TASK TO CARRY OUT ▸
Show me each line of the listing below where the word "Allert" appears.

.....

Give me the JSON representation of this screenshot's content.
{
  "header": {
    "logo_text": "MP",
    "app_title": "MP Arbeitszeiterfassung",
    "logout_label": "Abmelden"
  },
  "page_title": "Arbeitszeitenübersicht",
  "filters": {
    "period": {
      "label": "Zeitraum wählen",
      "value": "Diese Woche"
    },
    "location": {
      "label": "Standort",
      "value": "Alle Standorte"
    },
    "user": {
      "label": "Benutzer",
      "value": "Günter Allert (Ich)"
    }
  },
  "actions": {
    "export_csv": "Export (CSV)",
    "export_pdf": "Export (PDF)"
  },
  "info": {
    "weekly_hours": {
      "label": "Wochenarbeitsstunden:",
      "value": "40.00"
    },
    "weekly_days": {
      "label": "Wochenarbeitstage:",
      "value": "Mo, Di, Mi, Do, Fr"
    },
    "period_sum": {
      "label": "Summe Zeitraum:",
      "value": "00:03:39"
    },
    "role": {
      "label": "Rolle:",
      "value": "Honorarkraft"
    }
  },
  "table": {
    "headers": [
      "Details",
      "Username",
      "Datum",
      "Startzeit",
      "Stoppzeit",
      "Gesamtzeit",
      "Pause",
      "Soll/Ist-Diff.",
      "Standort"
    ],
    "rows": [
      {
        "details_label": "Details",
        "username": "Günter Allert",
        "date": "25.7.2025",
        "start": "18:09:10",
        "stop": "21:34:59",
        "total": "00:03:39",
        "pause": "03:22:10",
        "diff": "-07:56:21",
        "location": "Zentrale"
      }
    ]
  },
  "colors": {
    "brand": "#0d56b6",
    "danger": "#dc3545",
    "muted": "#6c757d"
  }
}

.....

ANSWER ▸
      "value": "Günter Allert (Ich)"
        "username": "Günter Allert",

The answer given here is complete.